"Meinen Jesum laß ich nicht" is a German Lutheran hymn, with lyrics by Christian Keimann written in 1658. The theme of the hymn is trust in Jesus, based on memorial sermons for John George I, Elector of Saxony recalling conversations of the elector with his minister on his deathbed; the hymn inspired composers to vocal settings. Johann Sebastian Bach based his chorale cantata Meinen Jesum laß ich nicht, BWV 124 on the first melody by Andreas Hammerschmidt, Max Reger used a melody by Johann Ulich for a chorale cantata in 1906; the hymn appears, with Ulich's tune, in the Protestant hymnal Evangelisches Gesangbuch as EG 402, in modernized German as "Meinen Jesus lass ich nicht". Christian Keimann worked as director of a Gymnasium in Zittau, it was first published in Andreas Hammerschmidt's choral book Fest-, Buß- und Danklieder of 1659, was written shortly before. It was prompted by the death of John George I, Elector of Saxony on 8 October 1656, who had repeated the first line of the text and its main idea in conversations with his minister on his deathbed.
Weller referred to these conversations in his memorial sermons for the elector, for example on 16 October 1656 in Dresden. Keimann paraphrased excerpts from the sermons in the lyrics; the hymn is sung to melodies by Crüger and Ulich. In the first print, the hymn is set with a melody by Andreas Hammerschmidt, still used in the 18th century. Vopelius retained this version in his 1682 Neu Leipziger Gesangbuch, p. 888. Johann Sebastian Bach used the hymn with this melody several times, notably in his chorale cantata Meinen Jesum laß ich nicht, BWV 124, as a closing movement in an early version of his St Matthew Passion. Johann Crüger's melody of "Jesus, meine Zuversicht" was the common melody of the hymn until the 19th century. A third melody was composed by Johann Ulich in 1674; this melody is most common today, because it was used for the hymnal Deutsches Evangelisches Gesangbuch of 1915 and subsequent versions up to the current Protestant hymnal Evangelisches Gesangbuch, where it appears as EG 402, in the section "Glaube – Liebe – Hoffnung.
Geborgen in Gottes Liebe". Several hymns in English are sung to this hymn tune. Max Reger based his chorale cantata Meinen Jesum laß ich nicht for soprano, violin and organ and ensemble in 1906 on Ulich's melody, it was written on a commission by the Kantor of the Leipzig University for a service on Totensonntag, the last Sunday of the church year dedicated to the memory of the dead. BWV 124.6 bach-chorales.com Meinen Jesum laß' ich nicht / Text and Translation of Chorale Bach Cantatas Website Chorale Melodies used in Bach's Vocal Works / Meinen Jesum laß ich nicht Bach Cantatas Website

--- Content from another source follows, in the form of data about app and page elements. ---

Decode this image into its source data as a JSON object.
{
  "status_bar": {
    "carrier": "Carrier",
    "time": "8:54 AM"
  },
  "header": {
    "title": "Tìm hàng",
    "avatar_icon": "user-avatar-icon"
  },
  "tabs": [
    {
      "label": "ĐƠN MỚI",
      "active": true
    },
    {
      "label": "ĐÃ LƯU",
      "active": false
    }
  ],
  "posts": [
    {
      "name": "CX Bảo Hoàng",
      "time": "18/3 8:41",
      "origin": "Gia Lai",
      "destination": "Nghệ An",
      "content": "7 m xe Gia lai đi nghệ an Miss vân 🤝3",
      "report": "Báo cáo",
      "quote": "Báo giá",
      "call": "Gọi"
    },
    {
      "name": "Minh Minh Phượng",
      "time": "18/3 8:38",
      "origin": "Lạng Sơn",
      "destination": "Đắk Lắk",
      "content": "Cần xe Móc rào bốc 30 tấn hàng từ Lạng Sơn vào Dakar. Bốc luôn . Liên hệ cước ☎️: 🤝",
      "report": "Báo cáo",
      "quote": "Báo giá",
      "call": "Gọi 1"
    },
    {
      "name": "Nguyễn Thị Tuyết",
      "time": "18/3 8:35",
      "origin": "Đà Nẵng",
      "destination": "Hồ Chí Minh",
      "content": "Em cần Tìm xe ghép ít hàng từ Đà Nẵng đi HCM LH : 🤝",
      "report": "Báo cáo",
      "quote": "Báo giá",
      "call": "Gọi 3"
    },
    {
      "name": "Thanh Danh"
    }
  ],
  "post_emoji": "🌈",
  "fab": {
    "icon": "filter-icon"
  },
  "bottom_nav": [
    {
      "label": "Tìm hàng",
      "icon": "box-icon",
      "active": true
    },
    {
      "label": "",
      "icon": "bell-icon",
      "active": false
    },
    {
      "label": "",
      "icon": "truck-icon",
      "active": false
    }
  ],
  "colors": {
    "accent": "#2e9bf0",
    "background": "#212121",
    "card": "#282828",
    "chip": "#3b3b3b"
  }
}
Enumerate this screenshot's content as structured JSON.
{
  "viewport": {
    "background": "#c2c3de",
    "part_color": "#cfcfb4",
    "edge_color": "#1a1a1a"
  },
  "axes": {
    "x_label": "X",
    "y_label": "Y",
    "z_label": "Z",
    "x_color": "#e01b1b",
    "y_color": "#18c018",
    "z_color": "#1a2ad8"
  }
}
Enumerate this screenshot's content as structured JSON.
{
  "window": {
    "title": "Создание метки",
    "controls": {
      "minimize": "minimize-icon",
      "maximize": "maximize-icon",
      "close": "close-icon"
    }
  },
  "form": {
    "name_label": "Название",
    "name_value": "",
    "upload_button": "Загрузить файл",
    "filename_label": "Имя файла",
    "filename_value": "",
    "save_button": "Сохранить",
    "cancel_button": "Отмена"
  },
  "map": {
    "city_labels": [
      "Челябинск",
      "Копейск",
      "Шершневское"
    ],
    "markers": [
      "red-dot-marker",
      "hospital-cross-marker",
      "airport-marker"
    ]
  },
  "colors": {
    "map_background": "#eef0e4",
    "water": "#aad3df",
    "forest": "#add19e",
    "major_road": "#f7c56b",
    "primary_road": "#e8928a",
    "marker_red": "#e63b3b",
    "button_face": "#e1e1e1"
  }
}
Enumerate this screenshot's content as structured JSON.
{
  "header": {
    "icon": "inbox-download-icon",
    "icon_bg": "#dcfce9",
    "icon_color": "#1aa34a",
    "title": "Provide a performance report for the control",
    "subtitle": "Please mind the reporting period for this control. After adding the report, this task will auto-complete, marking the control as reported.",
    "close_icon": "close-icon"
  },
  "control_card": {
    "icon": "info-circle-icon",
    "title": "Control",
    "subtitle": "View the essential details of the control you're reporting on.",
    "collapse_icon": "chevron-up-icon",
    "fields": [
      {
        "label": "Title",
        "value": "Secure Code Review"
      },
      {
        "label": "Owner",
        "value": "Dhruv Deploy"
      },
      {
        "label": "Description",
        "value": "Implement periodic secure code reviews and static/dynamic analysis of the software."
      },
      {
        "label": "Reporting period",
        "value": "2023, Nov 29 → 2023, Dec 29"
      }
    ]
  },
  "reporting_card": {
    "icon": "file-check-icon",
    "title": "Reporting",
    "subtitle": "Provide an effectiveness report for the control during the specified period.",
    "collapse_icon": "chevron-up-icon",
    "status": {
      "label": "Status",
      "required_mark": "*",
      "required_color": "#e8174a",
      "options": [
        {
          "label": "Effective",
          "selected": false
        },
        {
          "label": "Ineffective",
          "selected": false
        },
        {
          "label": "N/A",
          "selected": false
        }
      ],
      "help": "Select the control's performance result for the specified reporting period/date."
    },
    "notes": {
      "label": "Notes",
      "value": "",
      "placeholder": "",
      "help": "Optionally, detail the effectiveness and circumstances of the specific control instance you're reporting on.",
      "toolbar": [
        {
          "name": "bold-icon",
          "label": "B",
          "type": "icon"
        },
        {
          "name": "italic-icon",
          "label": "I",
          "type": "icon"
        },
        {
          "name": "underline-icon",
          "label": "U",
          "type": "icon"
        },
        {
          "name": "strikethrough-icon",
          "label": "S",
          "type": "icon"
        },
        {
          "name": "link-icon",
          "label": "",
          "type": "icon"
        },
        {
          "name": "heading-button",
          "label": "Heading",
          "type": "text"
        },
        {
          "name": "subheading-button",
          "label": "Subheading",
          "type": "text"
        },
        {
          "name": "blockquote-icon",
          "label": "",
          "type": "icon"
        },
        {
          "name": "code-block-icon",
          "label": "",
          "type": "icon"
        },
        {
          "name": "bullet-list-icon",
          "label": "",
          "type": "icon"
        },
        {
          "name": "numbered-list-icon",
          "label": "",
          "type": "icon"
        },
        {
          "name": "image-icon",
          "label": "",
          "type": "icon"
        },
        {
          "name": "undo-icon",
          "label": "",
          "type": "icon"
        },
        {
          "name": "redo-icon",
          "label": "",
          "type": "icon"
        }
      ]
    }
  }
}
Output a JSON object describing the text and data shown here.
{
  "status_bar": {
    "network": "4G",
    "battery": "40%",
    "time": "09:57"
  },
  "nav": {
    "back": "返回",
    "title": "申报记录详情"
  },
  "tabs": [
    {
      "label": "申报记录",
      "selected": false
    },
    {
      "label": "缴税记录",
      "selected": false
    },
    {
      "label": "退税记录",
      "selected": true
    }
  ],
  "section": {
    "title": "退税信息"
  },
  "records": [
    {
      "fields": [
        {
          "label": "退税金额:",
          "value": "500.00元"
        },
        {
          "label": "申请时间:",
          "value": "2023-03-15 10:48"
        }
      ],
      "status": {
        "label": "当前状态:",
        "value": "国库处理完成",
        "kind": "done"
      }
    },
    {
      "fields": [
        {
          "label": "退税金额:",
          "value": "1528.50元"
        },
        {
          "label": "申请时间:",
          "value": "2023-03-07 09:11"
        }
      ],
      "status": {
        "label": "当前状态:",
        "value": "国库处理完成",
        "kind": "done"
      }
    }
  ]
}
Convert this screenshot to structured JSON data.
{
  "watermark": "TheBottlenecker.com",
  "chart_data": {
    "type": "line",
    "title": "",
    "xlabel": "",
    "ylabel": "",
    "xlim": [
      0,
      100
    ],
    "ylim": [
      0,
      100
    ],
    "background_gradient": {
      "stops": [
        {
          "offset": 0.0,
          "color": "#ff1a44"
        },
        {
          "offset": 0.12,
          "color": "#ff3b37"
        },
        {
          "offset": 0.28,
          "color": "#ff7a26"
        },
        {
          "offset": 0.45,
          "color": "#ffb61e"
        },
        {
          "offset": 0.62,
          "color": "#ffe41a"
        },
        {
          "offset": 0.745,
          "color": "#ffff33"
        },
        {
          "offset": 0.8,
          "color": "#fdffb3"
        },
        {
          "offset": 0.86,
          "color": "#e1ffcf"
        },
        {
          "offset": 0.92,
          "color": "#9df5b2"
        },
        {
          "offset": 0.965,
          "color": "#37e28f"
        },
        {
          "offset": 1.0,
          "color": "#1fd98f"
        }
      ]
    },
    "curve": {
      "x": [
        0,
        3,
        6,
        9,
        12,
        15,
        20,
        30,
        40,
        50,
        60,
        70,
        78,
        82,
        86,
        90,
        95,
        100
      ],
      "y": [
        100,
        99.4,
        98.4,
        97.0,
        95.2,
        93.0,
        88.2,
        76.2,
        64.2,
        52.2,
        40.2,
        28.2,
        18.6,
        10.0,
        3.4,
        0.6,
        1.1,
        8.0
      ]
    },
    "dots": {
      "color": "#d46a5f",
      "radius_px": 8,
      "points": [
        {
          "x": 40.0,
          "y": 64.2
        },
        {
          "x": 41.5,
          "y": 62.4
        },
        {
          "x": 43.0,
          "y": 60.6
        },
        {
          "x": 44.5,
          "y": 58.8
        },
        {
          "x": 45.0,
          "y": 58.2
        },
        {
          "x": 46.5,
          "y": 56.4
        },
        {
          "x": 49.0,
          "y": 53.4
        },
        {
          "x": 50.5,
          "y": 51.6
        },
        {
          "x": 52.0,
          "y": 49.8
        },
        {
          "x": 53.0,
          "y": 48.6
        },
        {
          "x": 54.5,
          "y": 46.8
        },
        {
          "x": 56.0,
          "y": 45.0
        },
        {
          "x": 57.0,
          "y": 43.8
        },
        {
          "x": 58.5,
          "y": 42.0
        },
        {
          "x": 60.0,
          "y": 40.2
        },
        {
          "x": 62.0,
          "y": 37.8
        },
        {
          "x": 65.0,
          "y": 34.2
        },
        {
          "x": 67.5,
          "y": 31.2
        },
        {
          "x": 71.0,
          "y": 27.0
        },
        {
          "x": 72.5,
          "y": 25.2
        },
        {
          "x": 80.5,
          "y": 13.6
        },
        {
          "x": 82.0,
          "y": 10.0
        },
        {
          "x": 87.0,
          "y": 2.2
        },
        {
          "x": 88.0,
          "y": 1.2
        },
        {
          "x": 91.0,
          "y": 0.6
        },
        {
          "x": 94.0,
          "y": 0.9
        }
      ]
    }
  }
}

Paolo Riani is an Italian architect and urban planner of award-winning projects worldwide spanning a professional career of over 40 years. Riani was born in Barga, Italy, in 1937 and maintains a home and office in Viareggio, on the Tuscan coast. Son of Maria Assunta Pieroni and Albano Riani, aviator in the Italian Air Force, he grew up in Barga and in Montecatini Terme, he attended the School of Architecture in the University of Florence, where he was a disciple and collaborator of the urban planner Edoardo Detti. He graduated with a thesis in Urban planning. From 1965 to 1971 he lived and worked in Tokyo, where he collaborated in the offices of architect Kenzo Tange together with Arata Isozaki and Kisho Kurokawa, he taught Master Planning at the University of Tokyo Todai. During this period his most important projects were Caesar's Palace nightclub, Mitsubishi Estate Co. in Tokyo and the City of Kyoto Master Plan. Between 1994 and 1998 he abandoned architecture and dedicated himself to politics.
He was elected senator of the Republic of Italy in the XII Legislature and took part in numerous work commissions not only on a national scale but for the European Community, NATO and United Nations. After this period dedicated to politics, he went back to his profession as an architect and designed projects like the sustainable development plan for Massaciuccoli lake, multi-use complexes for the historic centres of Massa and Lucca, an industrial complex in Monsagrati, a residential estate in Pieve a Nievole, the Resistance Museum in Genoa and he worked on the restoration of Alta Valdera and the Comune of Peccioli. From 2000 to 2002, Riani was the Director of the Italian Cultural Institute in New York City; as of 2002, he is the Executive Director of the Italian Cultural Foundation of America, a non-profit organization founded with his wife Elizabeth. He has since gone back to his profession and in 2004 he was appointed Architecture professor at the Engineering Faculty of Pisa University and the following year was appointed an honorary member of the Academic Senate of the International Academy of Modern Art in Rome.